The decade's most triggering comedy
Florida Governor Ron DeSantis slammed the Biden administration and the mainstream media over the weekend for largely ignoring the tragic fire that burned a historic Hawaiian town to the ground.
DeSantis made the remarks during a press conference on Sunday while talking about his state’s recovery efforts from Hurricane Idalia.
“Do you trust the federal government to help, seeing what happened in Hawaii just a few weeks ago and in East Palestine a few months ago?” a reporter asked at the press conference in Yankeetown, Florida.
DeSantis responded, “I think that Maui is a total catastrophe, what happened there. And I don’t think we have all the answers to that. I think we should have all the answers to that. It’s interesting how incurious our corporate media is about what happened in Maui. I mean, I don’t see them interviewing parents who can’t find their kids and people we know, there’s a lot of people missing. So that was a total disaster, really, really heartbreaking to hear some of the stories, even though they’re not being publicized.”
The governor said that the situation in Maui and the Hurricane in Florida were different in large part because Florida, especially under his administration, extensively prepares for these types of events ahead of time.
“And really what the federal government’s role is, is just turning on programs that Congress has enacted over many, many years,” he said. “And so it’s basically serving as a checkbook to get people reimbursed for debris cleanup, to give people individual assistance. And so in that sense, I think that that has been turned on, I anticipate that that will go smoothly. But most of the nuts and bolts is done by our local communities, and by the state of Florida. And that’s really how it should be, disaster response is really bottom up.”
DeSantis said that things in Florida are so fine-tuned that the local governments in some respects play an even more important role than the state government when it comes to warning residents that their homes may be in the path of an incoming storm surge.
“And so you had that, you had the state managing and assisting and that’s really the bread and butter,” he said. “The checkbook from the feds is great and we’re going to – whatever resources are available as the governor, I’m going to pull those levers to be able to help Floridians. But we’re certainly not relying on the federal government to do the day to day heavy lifting.”

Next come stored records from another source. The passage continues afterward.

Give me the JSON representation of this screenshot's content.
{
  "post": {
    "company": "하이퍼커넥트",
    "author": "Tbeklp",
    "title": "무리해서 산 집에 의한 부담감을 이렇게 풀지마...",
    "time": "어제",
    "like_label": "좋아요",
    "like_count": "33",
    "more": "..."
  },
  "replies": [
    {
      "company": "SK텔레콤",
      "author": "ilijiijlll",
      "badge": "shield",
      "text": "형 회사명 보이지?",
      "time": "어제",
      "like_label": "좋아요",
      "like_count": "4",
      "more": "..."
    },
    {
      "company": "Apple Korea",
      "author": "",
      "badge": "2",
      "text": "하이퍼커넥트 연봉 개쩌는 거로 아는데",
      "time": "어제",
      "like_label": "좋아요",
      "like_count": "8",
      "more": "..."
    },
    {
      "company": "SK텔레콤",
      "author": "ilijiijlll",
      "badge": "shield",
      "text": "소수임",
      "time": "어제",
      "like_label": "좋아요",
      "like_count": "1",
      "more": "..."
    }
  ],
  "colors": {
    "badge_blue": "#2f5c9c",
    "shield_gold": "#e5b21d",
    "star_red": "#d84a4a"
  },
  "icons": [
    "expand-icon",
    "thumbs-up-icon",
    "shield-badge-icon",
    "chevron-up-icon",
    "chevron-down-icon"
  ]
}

“We’re going to do that as Floridians, as people in the counties and municipalities and of course at the state level,” he concluded.
— Giancarlo Sopo (@GiancarloSopo) September 4, 2023